Until we realize we’re walking towards the site of one of the Atlanta-area’s most notable cold case murders: Hannah Truelove. The 16-year-old Gainesville High School student who was killed just a few hundred yards from her home.

“This is the spot where Hannah’s body was located,” Lt. Dan Franklin of the Hall County Sheriff pointed out. “It’s basically a ravine that is used for runoff for street drains from the apartment parking lot.”

Aug. 23, 2012 started off as a normal day for Truelove.

She went to school at Gainesville High School, returned home to the Lake Lanier Club Apartments where she lived with her mom, and hung out in the yard of the apartment complex for a few hours with friends.

“She had lots of friends. Seemed to be pretty popular in school,” Franklin said.

Truelove was last seen at 7:30 p.m. that day, standing outside in a common area of the apartments. By 9:30, when she had not returned home, her mother knew something was wrong.

“It was out of the ordinary for Hannah to not show up at dark,” Franklin said. “And so that’s when her mother became concerned and called for help.”

Police searched the area, but a sudden rainstorm hit in the late evening or early morning hours of Aug. 23 and 24. Two to three inches of rain fell in just a few hours, creating downpours and sudden streams in the woods surrounding Truelove’s apartment complex.

The next day, a man walking his dog in the woods saw what he thought was a mannequin. But when he got closer to inspect, he realized it was Hannah. She’d been stabbed several times and left in a stream bed a stone’s throw from Lake Lanier.

“She was laying under submerged water for a period of time and so, unfortunately, what that did is it washed away a great deal of our trace evidence and blood evidence,” Franklin explained.

From the beginning, Hannah’s case had multiple layers. First, were some suspicious tweets she sent in the days before her death.

hannah truelove tweet_1535062862310.png.jpg

“There was something about, she has a stalker and something about, she was so scared right now and had to get out of these apartments,” Franklin listed. “So with the help of family and friends, and numerous interviews, we were able to build the context of those tweets. And to vet them out. And, basically, they were just her venting, and there was nothing that was a legitimate threat that came from those.”

There were also rumors she had a secret cell phone her mother did not know about.

“We chased that as far as we could chase it and we never determined that,“ Franklin said.

Investigators said Truelove communicated with friends through a Nintendo DS. They scoured the device for clues, but found nothing that could crack the case.

MORE COLD CASES | 11alive.com/gonecold
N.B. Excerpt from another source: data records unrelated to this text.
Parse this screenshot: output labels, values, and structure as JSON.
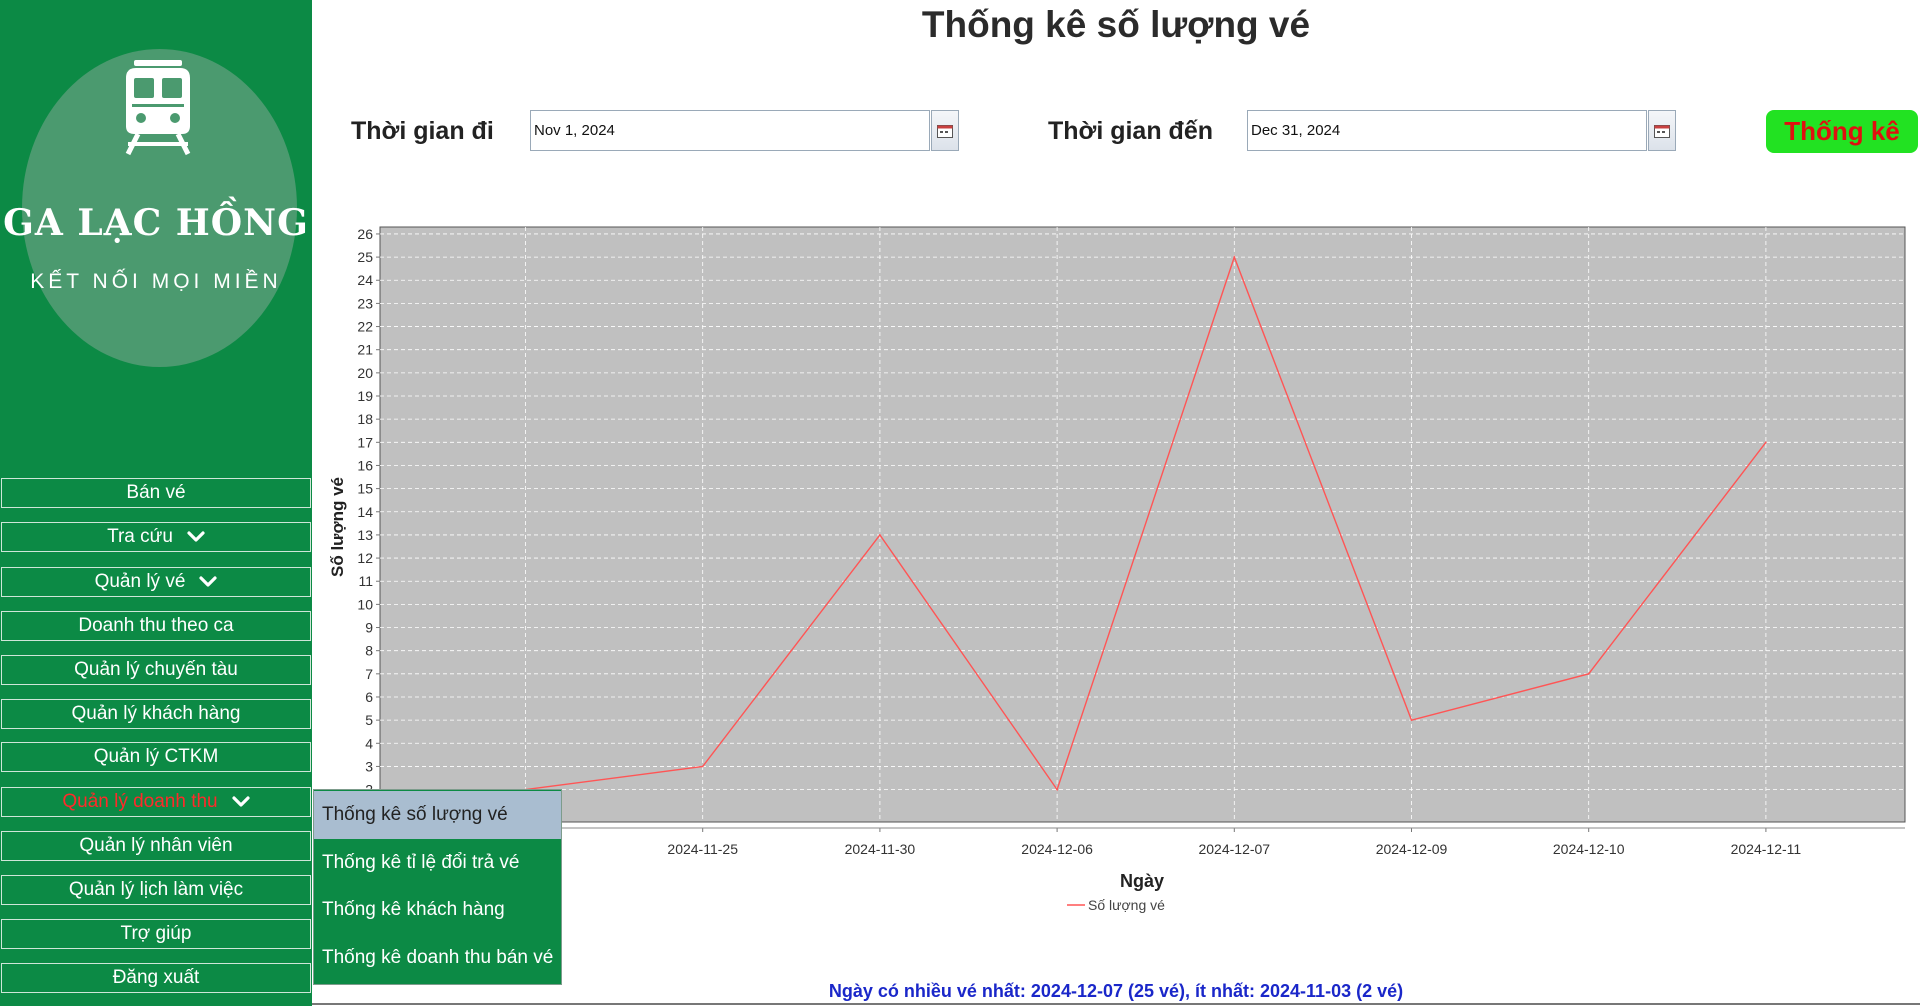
{
  "brand": {
    "name": "GA LẠC HỒNG",
    "slogan": "KẾT NỐI MỌI MIỀN"
  },
  "menu": [
    {
      "label": "Bán vé",
      "has_dropdown": false
    },
    {
      "label": "Tra cứu",
      "has_dropdown": true
    },
    {
      "label": "Quản lý vé",
      "has_dropdown": true
    },
    {
      "label": "Doanh thu theo ca",
      "has_dropdown": false
    },
    {
      "label": "Quản lý chuyến tàu",
      "has_dropdown": false
    },
    {
      "label": "Quản lý khách hàng",
      "has_dropdown": false
    },
    {
      "label": "Quản lý CTKM",
      "has_dropdown": false
    },
    {
      "label": "Quản lý doanh thu",
      "has_dropdown": true,
      "active": true
    },
    {
      "label": "Quản lý nhân viên",
      "has_dropdown": false
    },
    {
      "label": "Quản lý lịch làm việc",
      "has_dropdown": false
    },
    {
      "label": "Trợ giúp",
      "has_dropdown": false
    },
    {
      "label": "Đăng xuất",
      "has_dropdown": false
    }
  ],
  "dropdown": [
    {
      "label": "Thống kê số lượng vé",
      "selected": true
    },
    {
      "label": "Thống kê tỉ lệ đổi trả vé"
    },
    {
      "label": "Thống kê khách hàng"
    },
    {
      "label": "Thống kê doanh thu bán vé"
    }
  ],
  "page": {
    "title": "Thống kê số lượng vé"
  },
  "filters": {
    "from_label": "Thời gian đi",
    "from_value": "Nov 1, 2024",
    "to_label": "Thời gian đến",
    "to_value": "Dec 31, 2024",
    "submit_label": "Thống kê"
  },
  "footer": {
    "note": "Ngày có nhiều vé nhất: 2024-12-07 (25 vé), ít nhất: 2024-11-03 (2 vé)"
  },
  "colors": {
    "sidebar": "#0c8a45",
    "accent_button": "#22e222",
    "active_menu_text": "#ff2a2a",
    "plot_bg": "#c0c0c0",
    "series_line": "#ff5555",
    "footer_text": "#1a27c9"
  },
  "chart_data": {
    "type": "line",
    "categories": [
      "2024-11-03",
      "2024-11-25",
      "2024-11-30",
      "2024-12-06",
      "2024-12-07",
      "2024-12-09",
      "2024-12-10",
      "2024-12-11"
    ],
    "series": [
      {
        "name": "Số lượng vé",
        "values": [
          2,
          3,
          13,
          2,
          25,
          5,
          7,
          17
        ],
        "color": "#ff5555"
      }
    ],
    "xlabel": "Ngày",
    "ylabel": "Số lượng vé",
    "y_ticks": [
      "2",
      "3",
      "4",
      "5",
      "6",
      "7",
      "8",
      "9",
      "10",
      "11",
      "12",
      "13",
      "14",
      "15",
      "16",
      "17",
      "18",
      "19",
      "20",
      "21",
      "22",
      "23",
      "24",
      "25",
      "26"
    ],
    "ylim": [
      0.6,
      26.3
    ],
    "grid": true,
    "legend": "bottom-center"
  }
}
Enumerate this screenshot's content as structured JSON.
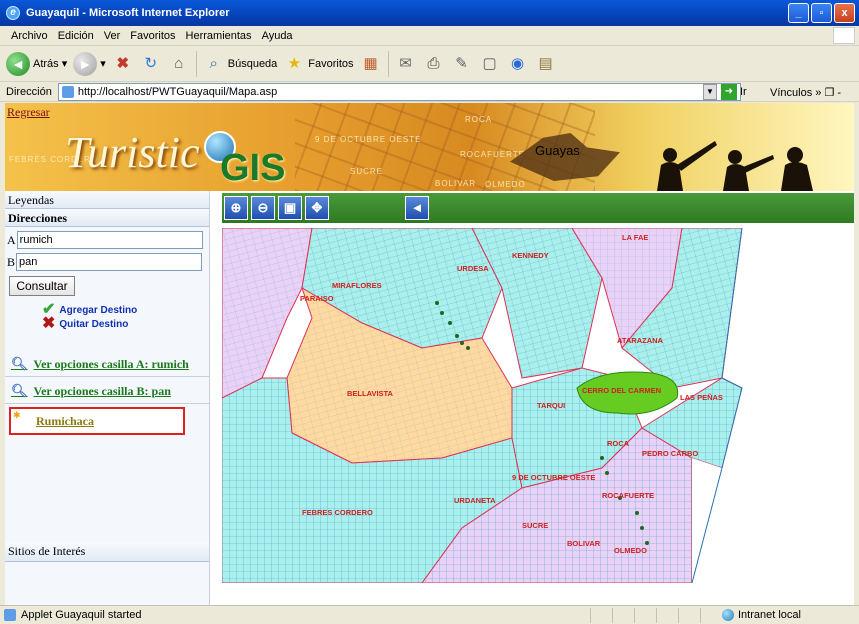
{
  "window": {
    "title": "Guayaquil - Microsoft Internet Explorer",
    "controls": [
      "_",
      "▫",
      "x"
    ]
  },
  "menu": [
    "Archivo",
    "Edición",
    "Ver",
    "Favoritos",
    "Herramientas",
    "Ayuda"
  ],
  "toolbar": {
    "back_label": "Atrás",
    "search_label": "Búsqueda",
    "favorites_label": "Favoritos"
  },
  "address": {
    "label": "Dirección",
    "url": "http://localhost/PWTGuayaquil/Mapa.asp",
    "go_label": "Ir",
    "links_label": "Vínculos"
  },
  "banner": {
    "back_link": "Regresar",
    "logo_text": "Turistic",
    "logo_gis": "GIS",
    "region": "Guayas",
    "street_labels": [
      "9 DE OCTUBRE OESTE",
      "ROCAFUERTE",
      "SUCRE",
      "BOLIVAR",
      "OLMEDO",
      "FEBRES CORDERO",
      "ROCA"
    ]
  },
  "left_panel": {
    "legend_header": "Leyendas",
    "directions_header": "Direcciones",
    "field_a_label": "A",
    "field_a_value": "rumich",
    "field_b_label": "B",
    "field_b_value": "pan",
    "consult_button": "Consultar",
    "add_destination": "Agregar Destino",
    "remove_destination": "Quitar Destino",
    "option_a": "Ver opciones casilla A:  rumich",
    "option_b": "Ver opciones casilla B:  pan",
    "result_link": "Rumichaca",
    "places_header": "Sitios de Interés"
  },
  "map_toolbar": {
    "tools": [
      "zoom-in",
      "zoom-out",
      "full-extent",
      "pan",
      "back"
    ]
  },
  "map": {
    "labels": [
      "LA FAE",
      "KENNEDY",
      "MIRAFLORES",
      "URDESA",
      "PARAISO",
      "ATARAZANA",
      "BELLAVISTA",
      "TARQUI",
      "CERRO DEL CARMEN",
      "LAS PEÑAS",
      "ROCA",
      "PEDRO CARBO",
      "9 DE OCTUBRE OESTE",
      "ROCAFUERTE",
      "URDANETA",
      "FEBRES CORDERO",
      "SUCRE",
      "BOLIVAR",
      "OLMEDO"
    ],
    "colors": {
      "water": "#ffffff",
      "cyan_zone": "#9ff0ee",
      "orange_zone": "#ffd9a0",
      "purple_zone": "#e6c8f5",
      "green_hill": "#66cc22",
      "boundary": "#e03050"
    }
  },
  "status": {
    "text": "Applet Guayaquil started",
    "zone": "Intranet local"
  }
}
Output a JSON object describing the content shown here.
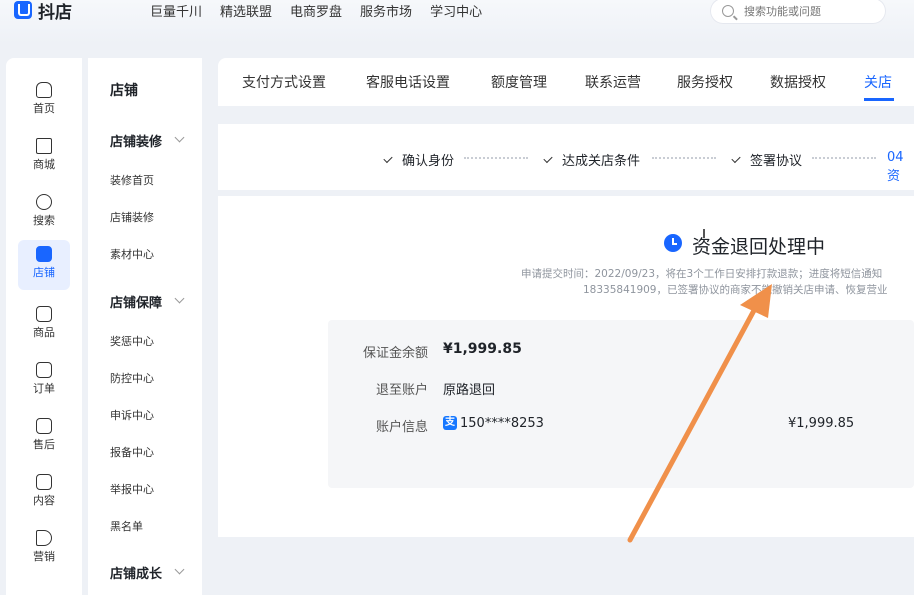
{
  "app": {
    "logo_text": "抖店"
  },
  "topnav": [
    "巨量千川",
    "精选联盟",
    "电商罗盘",
    "服务市场",
    "学习中心"
  ],
  "search": {
    "placeholder": "搜索功能或问题"
  },
  "iconnav": [
    {
      "label": "首页",
      "icon": "home-icon"
    },
    {
      "label": "商城",
      "icon": "mall-icon"
    },
    {
      "label": "搜索",
      "icon": "search-icon"
    },
    {
      "label": "店铺",
      "icon": "shop-icon",
      "active": true
    },
    {
      "label": "商品",
      "icon": "product-icon"
    },
    {
      "label": "订单",
      "icon": "order-icon"
    },
    {
      "label": "售后",
      "icon": "aftersale-icon"
    },
    {
      "label": "内容",
      "icon": "content-icon"
    },
    {
      "label": "营销",
      "icon": "marketing-icon"
    }
  ],
  "subnav": {
    "title": "店铺",
    "group1": "店铺装修",
    "group1_items": [
      "装修首页",
      "店铺装修",
      "素材中心"
    ],
    "group2": "店铺保障",
    "group2_items": [
      "奖惩中心",
      "防控中心",
      "申诉中心",
      "报备中心",
      "举报中心",
      "黑名单"
    ],
    "group3": "店铺成长"
  },
  "tabs": [
    "支付方式设置",
    "客服电话设置",
    "额度管理",
    "联系运营",
    "服务授权",
    "数据授权",
    "关店"
  ],
  "active_tab": "关店",
  "steps": [
    "确认身份",
    "达成关店条件",
    "签署协议",
    "04 资"
  ],
  "status": {
    "title": "资金退回处理中",
    "notice_line1": "申请提交时间：2022/09/23，将在3个工作日安排打款退款；进度将短信通知",
    "notice_line2": "18335841909，已签署协议的商家不能撤销关店申请、恢复营业"
  },
  "refund": {
    "balance_label": "保证金余额",
    "balance_value": "¥1,999.85",
    "account_label": "退至账户",
    "account_value": "原路退回",
    "info_label": "账户信息",
    "alipay_glyph": "支",
    "account_number": "150****8253",
    "account_amount": "¥1,999.85"
  },
  "colors": {
    "accent": "#1966ff",
    "annotation_arrow": "#f0904a"
  }
}
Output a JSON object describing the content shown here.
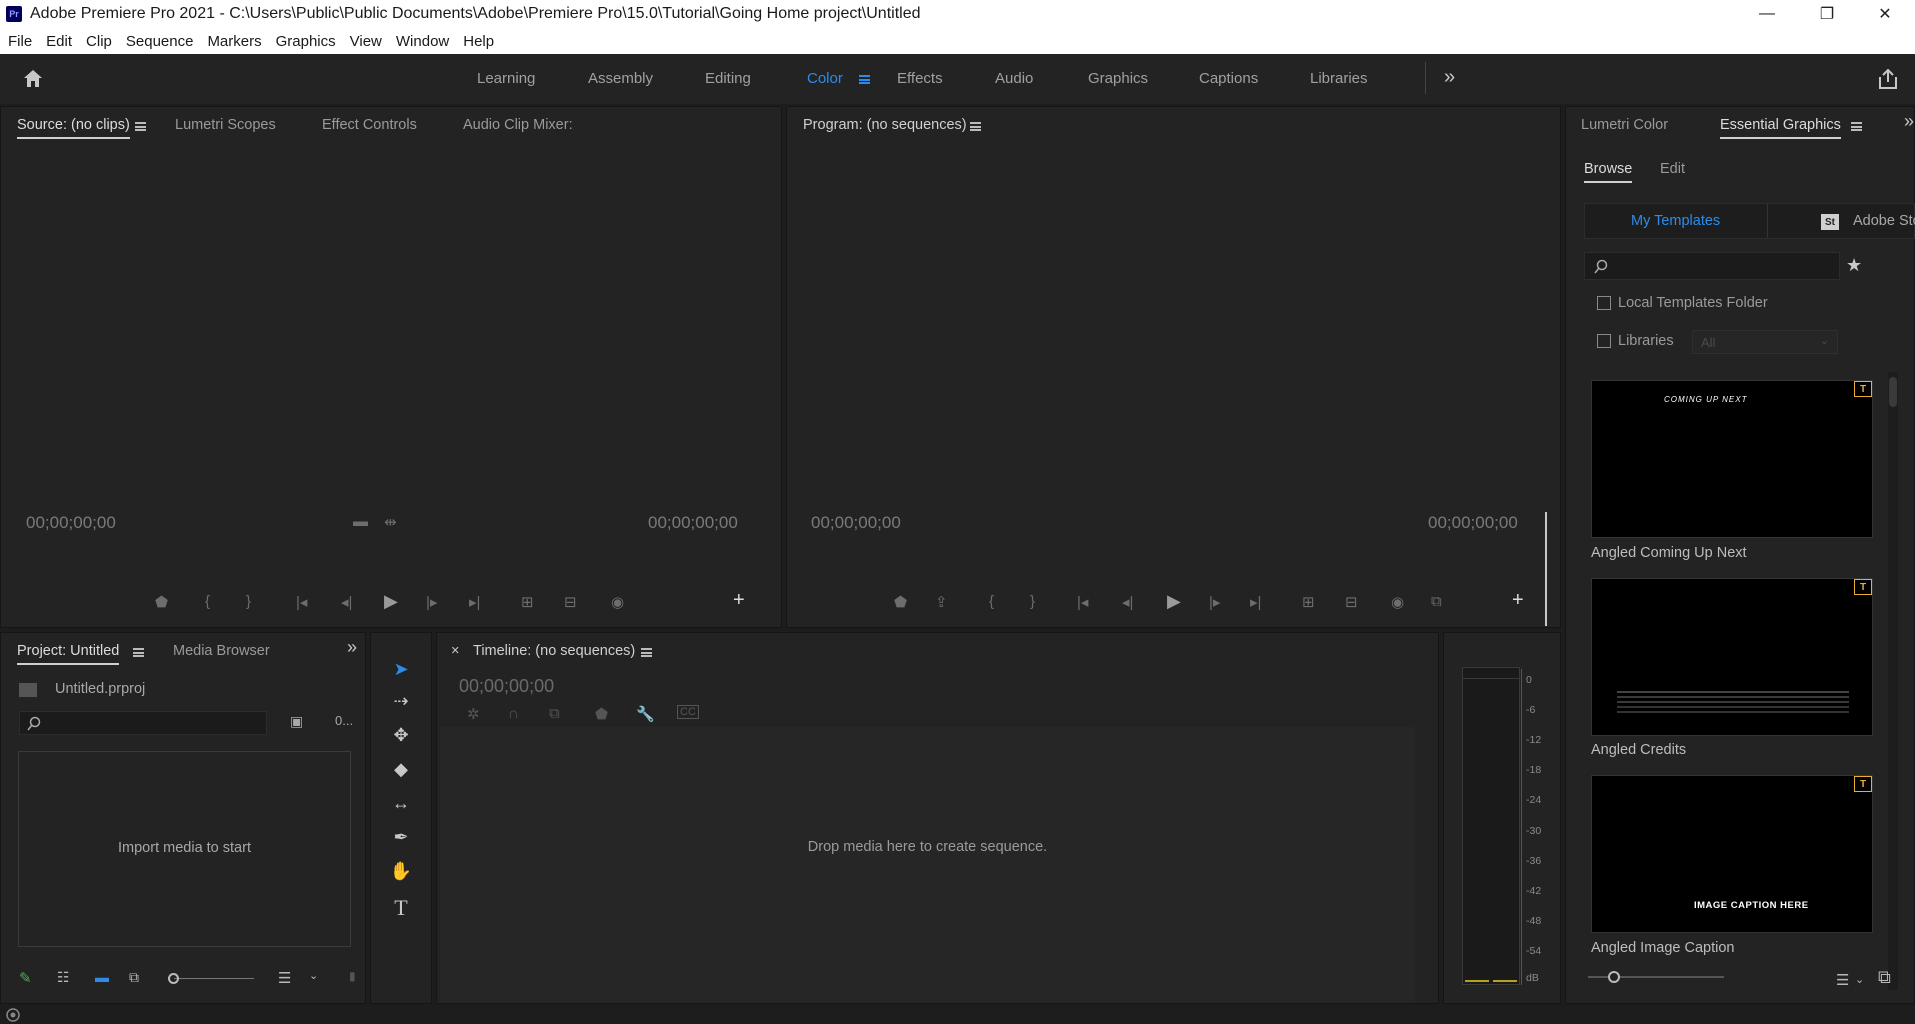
{
  "titlebar": {
    "app_badge": "Pr",
    "title": "Adobe Premiere Pro 2021 - C:\\Users\\Public\\Public Documents\\Adobe\\Premiere Pro\\15.0\\Tutorial\\Going Home project\\Untitled",
    "minimize": "—",
    "restore": "❐",
    "close": "✕"
  },
  "menu": [
    "File",
    "Edit",
    "Clip",
    "Sequence",
    "Markers",
    "Graphics",
    "View",
    "Window",
    "Help"
  ],
  "workspaces": [
    "Learning",
    "Assembly",
    "Editing",
    "Color",
    "Effects",
    "Audio",
    "Graphics",
    "Captions",
    "Libraries"
  ],
  "active_workspace": "Color",
  "source_panel": {
    "tabs": [
      "Source: (no clips)",
      "Lumetri Scopes",
      "Effect Controls",
      "Audio Clip Mixer:"
    ],
    "timecode_left": "00;00;00;00",
    "timecode_right": "00;00;00;00"
  },
  "program_panel": {
    "tab": "Program: (no sequences)",
    "timecode_left": "00;00;00;00",
    "timecode_right": "00;00;00;00"
  },
  "project_panel": {
    "tabs": [
      "Project: Untitled",
      "Media Browser"
    ],
    "file": "Untitled.prproj",
    "item_count": "0...",
    "empty_message": "Import media to start"
  },
  "timeline_panel": {
    "tab": "Timeline: (no sequences)",
    "close": "×",
    "timecode": "00;00;00;00",
    "empty_message": "Drop media here to create sequence."
  },
  "audio_meter": {
    "labels": [
      "0",
      "-6",
      "-12",
      "-18",
      "-24",
      "-30",
      "-36",
      "-42",
      "-48",
      "-54",
      "dB"
    ]
  },
  "essential_graphics": {
    "tabs": [
      "Lumetri Color",
      "Essential Graphics"
    ],
    "subtabs": [
      "Browse",
      "Edit"
    ],
    "source_tabs": [
      "My Templates",
      "Adobe Sto"
    ],
    "stock_badge": "St",
    "local_templates_label": "Local Templates Folder",
    "libraries_label": "Libraries",
    "libraries_dropdown": "All",
    "templates": [
      {
        "name": "Angled Coming Up Next",
        "preview_text": "COMING UP NEXT"
      },
      {
        "name": "Angled Credits",
        "preview_text": ""
      },
      {
        "name": "Angled Image Caption",
        "preview_text": "IMAGE CAPTION HERE"
      }
    ],
    "warn_badge": "T"
  },
  "colors": {
    "accent": "#2d8ceb",
    "panel_bg": "#232323",
    "warning": "#e8b02e"
  }
}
But Lt. Franklin believes Truelove knew her killer.

“I think there were too many people out that evening. If she was taken against her will, they would have hurt something or heard a struggle," Franklin theorized. "I feel she came to this location with somebody voluntarily. Somebody she knew.”

He also thinks more than one person may have been present when she was stabbed.

“Who we try to reach are not necessarily the person that had the knife in their hand, but anybody that was present and maybe would be less culpable and didn’t have as much responsibility but was just there, maybe in a situation they didn’t want to be in," Franklin said.

Franklin was the original investigator on the case and, six years later, he remains on the case. Though he’s been promoted to a supervisor position - which usually means they don’t keep cases - he specifically asked to stay on Truelove’s case. In fact, it’s now his only active investigation.

“The burden to get justice for Hannah is squarely on my shoulders and the shoulders of my co-lead at the GBI (Georgia Bureau of Investigations),” Franklin said.

Franklin keeps Hannah’s Nintendo DS close by as a reminder to always be searching for new clues in the case.

“I never forget about Hannah. I think about her every day,” he said.

If anyone has any information about Truelove’s murder, they're asked to call Hall County Sheriff at 770-531-6885 or Crime Stoppers at 1-800-222-TIPS.